▸ **WHAT THIS TASK INVOLVES**:
Could you please repeat the entries below word for word, with the images left out?

Stored data:

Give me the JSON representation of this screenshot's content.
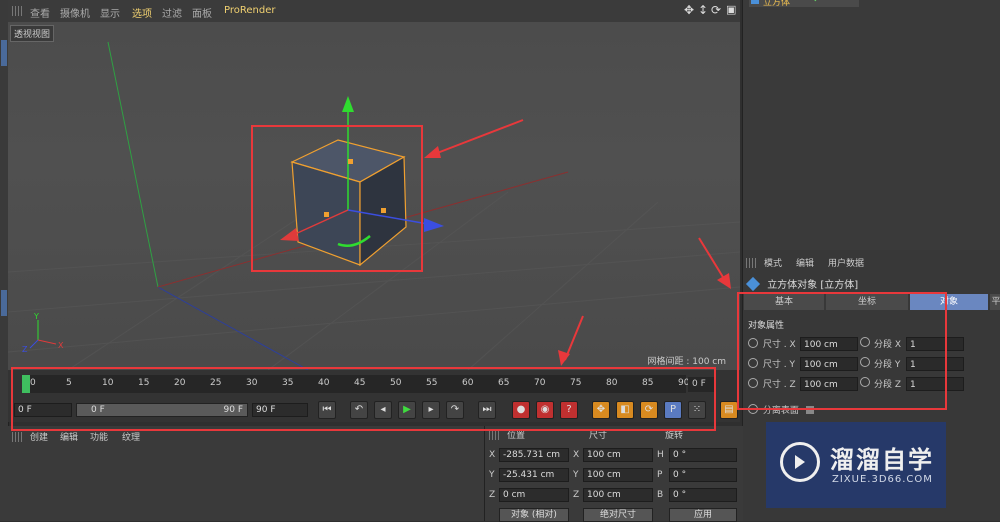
{
  "viewport_menu": {
    "items": [
      "查看",
      "摄像机",
      "显示",
      "选项",
      "过滤",
      "面板",
      "ProRender"
    ]
  },
  "viewport": {
    "label": "透视视图",
    "grid_spacing": "网格间距 : 100 cm"
  },
  "object_manager": {
    "item": "立方体"
  },
  "attributes": {
    "menu": [
      "模式",
      "编辑",
      "用户数据"
    ],
    "title": "立方体对象 [立方体]",
    "tabs": [
      "基本",
      "坐标",
      "对象",
      "平"
    ],
    "section": "对象属性",
    "rows": [
      {
        "label": "尺寸 . X",
        "value": "100 cm",
        "seg_label": "分段 X",
        "seg_value": "1"
      },
      {
        "label": "尺寸 . Y",
        "value": "100 cm",
        "seg_label": "分段 Y",
        "seg_value": "1"
      },
      {
        "label": "尺寸 . Z",
        "value": "100 cm",
        "seg_label": "分段 Z",
        "seg_value": "1"
      }
    ],
    "separate_surfaces": "分离表面"
  },
  "timeline": {
    "ticks": [
      "0",
      "5",
      "10",
      "15",
      "20",
      "25",
      "30",
      "35",
      "40",
      "45",
      "50",
      "55",
      "60",
      "65",
      "70",
      "75",
      "80",
      "85",
      "90"
    ],
    "current_frame": "0 F",
    "start_frame": "0 F",
    "range_start": "0 F",
    "range_end": "90 F",
    "end_frame": "90 F"
  },
  "material_menu": [
    "创建",
    "编辑",
    "功能",
    "纹理"
  ],
  "coordinates": {
    "headers": [
      "位置",
      "尺寸",
      "旋转"
    ],
    "rows": [
      {
        "axis": "X",
        "pos": "-285.731 cm",
        "size_axis": "X",
        "size": "100 cm",
        "rot_axis": "H",
        "rot": "0 °"
      },
      {
        "axis": "Y",
        "pos": "-25.431 cm",
        "size_axis": "Y",
        "size": "100 cm",
        "rot_axis": "P",
        "rot": "0 °"
      },
      {
        "axis": "Z",
        "pos": "0 cm",
        "size_axis": "Z",
        "size": "100 cm",
        "rot_axis": "B",
        "rot": "0 °"
      }
    ],
    "mode_select": "对象 (相对)",
    "size_select": "绝对尺寸",
    "apply": "应用"
  },
  "watermark": {
    "title": "溜溜自学",
    "sub": "ZIXUE.3D66.COM"
  },
  "colors": {
    "highlight": "#e8383b",
    "accent": "#f0d070",
    "cube_face": "#3d4656"
  }
}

▸ **TASK OUTPUT**:
Give me the JSON representation of this screenshot's content.
{
  "viewport_menu": {
    "items": [
      "查看",
      "摄像机",
      "显示",
      "选项",
      "过滤",
      "面板",
      "ProRender"
    ]
  },
  "viewport": {
    "label": "透视视图",
    "grid_spacing": "网格间距 : 100 cm"
  },
  "object_manager": {
    "item": "立方体"
  },
  "attributes": {
    "menu": [
      "模式",
      "编辑",
      "用户数据"
    ],
    "title": "立方体对象 [立方体]",
    "tabs": [
      "基本",
      "坐标",
      "对象",
      "平"
    ],
    "section": "对象属性",
    "rows": [
      {
        "label": "尺寸 . X",
        "value": "100 cm",
        "seg_label": "分段 X",
        "seg_value": "1"
      },
      {
        "label": "尺寸 . Y",
        "value": "100 cm",
        "seg_label": "分段 Y",
        "seg_value": "1"
      },
      {
        "label": "尺寸 . Z",
        "value": "100 cm",
        "seg_label": "分段 Z",
        "seg_value": "1"
      }
    ],
    "separate_surfaces": "分离表面"
  },
  "timeline": {
    "ticks": [
      "0",
      "5",
      "10",
      "15",
      "20",
      "25",
      "30",
      "35",
      "40",
      "45",
      "50",
      "55",
      "60",
      "65",
      "70",
      "75",
      "80",
      "85",
      "90"
    ],
    "current_frame": "0 F",
    "start_frame": "0 F",
    "range_start": "0 F",
    "range_end": "90 F",
    "end_frame": "90 F"
  },
  "material_menu": [
    "创建",
    "编辑",
    "功能",
    "纹理"
  ],
  "coordinates": {
    "headers": [
      "位置",
      "尺寸",
      "旋转"
    ],
    "rows": [
      {
        "axis": "X",
        "pos": "-285.731 cm",
        "size_axis": "X",
        "size": "100 cm",
        "rot_axis": "H",
        "rot": "0 °"
      },
      {
        "axis": "Y",
        "pos": "-25.431 cm",
        "size_axis": "Y",
        "size": "100 cm",
        "rot_axis": "P",
        "rot": "0 °"
      },
      {
        "axis": "Z",
        "pos": "0 cm",
        "size_axis": "Z",
        "size": "100 cm",
        "rot_axis": "B",
        "rot": "0 °"
      }
    ],
    "mode_select": "对象 (相对)",
    "size_select": "绝对尺寸",
    "apply": "应用"
  },
  "watermark": {
    "title": "溜溜自学",
    "sub": "ZIXUE.3D66.COM"
  },
  "colors": {
    "highlight": "#e8383b",
    "accent": "#f0d070",
    "cube_face": "#3d4656"
  }
}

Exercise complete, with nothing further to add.